Sift the listing for lines that hold the string "Dorothene" and pull them out.
★ ★ ★ ★
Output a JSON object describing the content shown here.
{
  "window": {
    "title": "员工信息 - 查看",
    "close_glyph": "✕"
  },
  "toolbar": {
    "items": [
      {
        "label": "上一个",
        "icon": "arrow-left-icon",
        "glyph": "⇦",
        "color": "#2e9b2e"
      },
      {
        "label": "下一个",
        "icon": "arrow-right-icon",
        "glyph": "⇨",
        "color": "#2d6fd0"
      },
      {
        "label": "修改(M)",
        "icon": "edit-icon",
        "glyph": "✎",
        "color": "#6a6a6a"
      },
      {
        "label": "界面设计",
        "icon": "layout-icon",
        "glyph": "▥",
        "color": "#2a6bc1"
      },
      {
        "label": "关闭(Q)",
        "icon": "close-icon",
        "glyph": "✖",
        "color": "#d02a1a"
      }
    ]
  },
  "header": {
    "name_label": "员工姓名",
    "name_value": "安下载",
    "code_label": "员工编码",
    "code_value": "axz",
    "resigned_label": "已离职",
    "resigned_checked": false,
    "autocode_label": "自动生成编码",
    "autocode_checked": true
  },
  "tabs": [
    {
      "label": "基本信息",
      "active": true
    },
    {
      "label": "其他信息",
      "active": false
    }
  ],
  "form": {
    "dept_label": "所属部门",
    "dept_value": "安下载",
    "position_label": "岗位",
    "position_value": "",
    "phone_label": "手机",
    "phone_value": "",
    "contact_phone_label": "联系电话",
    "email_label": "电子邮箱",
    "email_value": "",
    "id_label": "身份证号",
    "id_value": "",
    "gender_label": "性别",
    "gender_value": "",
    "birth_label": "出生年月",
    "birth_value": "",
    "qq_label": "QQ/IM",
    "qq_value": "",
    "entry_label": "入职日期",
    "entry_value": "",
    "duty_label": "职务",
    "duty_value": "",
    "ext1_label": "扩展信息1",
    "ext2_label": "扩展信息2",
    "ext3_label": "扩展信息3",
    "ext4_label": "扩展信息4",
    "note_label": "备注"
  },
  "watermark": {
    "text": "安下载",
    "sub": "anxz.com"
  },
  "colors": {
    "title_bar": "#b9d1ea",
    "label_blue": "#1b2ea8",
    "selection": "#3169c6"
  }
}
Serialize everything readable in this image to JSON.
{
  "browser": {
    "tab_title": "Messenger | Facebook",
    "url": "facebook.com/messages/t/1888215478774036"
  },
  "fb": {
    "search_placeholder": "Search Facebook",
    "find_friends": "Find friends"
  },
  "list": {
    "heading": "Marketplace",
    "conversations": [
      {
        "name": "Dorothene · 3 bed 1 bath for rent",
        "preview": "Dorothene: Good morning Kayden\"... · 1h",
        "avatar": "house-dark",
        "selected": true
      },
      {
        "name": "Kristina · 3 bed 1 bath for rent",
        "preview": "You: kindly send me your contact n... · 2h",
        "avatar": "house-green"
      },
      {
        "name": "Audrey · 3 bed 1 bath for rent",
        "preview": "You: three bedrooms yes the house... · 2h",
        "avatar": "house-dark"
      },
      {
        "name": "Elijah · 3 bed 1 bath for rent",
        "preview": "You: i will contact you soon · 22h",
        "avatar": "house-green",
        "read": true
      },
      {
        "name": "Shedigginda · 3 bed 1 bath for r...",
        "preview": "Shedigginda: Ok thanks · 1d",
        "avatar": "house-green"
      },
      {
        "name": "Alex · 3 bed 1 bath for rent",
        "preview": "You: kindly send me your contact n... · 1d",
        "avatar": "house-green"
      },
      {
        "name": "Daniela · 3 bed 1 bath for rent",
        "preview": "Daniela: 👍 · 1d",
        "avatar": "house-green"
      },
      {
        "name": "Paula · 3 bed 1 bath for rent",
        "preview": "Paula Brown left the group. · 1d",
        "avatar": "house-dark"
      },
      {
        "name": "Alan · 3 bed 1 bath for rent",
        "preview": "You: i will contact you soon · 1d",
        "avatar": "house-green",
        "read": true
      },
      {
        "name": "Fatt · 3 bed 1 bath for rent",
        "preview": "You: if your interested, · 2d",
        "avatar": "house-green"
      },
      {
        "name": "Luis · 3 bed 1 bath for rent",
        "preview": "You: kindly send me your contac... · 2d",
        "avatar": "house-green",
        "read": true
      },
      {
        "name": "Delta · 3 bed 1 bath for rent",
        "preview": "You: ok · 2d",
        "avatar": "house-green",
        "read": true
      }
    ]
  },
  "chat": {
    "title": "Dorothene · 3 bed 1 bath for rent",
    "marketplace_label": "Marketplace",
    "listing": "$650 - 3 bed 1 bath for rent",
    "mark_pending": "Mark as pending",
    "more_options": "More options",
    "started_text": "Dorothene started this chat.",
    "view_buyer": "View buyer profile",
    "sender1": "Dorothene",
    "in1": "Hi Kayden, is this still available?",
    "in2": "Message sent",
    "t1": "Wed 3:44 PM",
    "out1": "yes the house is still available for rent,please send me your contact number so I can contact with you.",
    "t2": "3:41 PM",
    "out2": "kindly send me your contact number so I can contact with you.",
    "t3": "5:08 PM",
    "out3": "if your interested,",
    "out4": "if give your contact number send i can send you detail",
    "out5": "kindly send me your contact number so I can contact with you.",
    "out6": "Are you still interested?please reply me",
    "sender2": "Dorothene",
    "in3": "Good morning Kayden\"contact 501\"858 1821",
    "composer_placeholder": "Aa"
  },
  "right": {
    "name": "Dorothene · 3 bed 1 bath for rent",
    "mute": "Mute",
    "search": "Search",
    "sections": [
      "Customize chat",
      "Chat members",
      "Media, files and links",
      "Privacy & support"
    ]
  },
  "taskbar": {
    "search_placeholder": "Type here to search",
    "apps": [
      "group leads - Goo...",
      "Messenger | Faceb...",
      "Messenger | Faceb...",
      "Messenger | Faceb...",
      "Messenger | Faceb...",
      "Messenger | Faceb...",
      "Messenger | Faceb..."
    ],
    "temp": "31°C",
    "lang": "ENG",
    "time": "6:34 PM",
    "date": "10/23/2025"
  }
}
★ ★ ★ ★
== Written response ==
        "name": "Dorothene · 3 bed 1 bath for rent",
        "preview": "Dorothene: Good morning Kayden\"... · 1h",
    "title": "Dorothene · 3 bed 1 bath for rent",
    "started_text": "Dorothene started this chat.",
    "sender1": "Dorothene",
    "sender2": "Dorothene",
    "name": "Dorothene · 3 bed 1 bath for rent",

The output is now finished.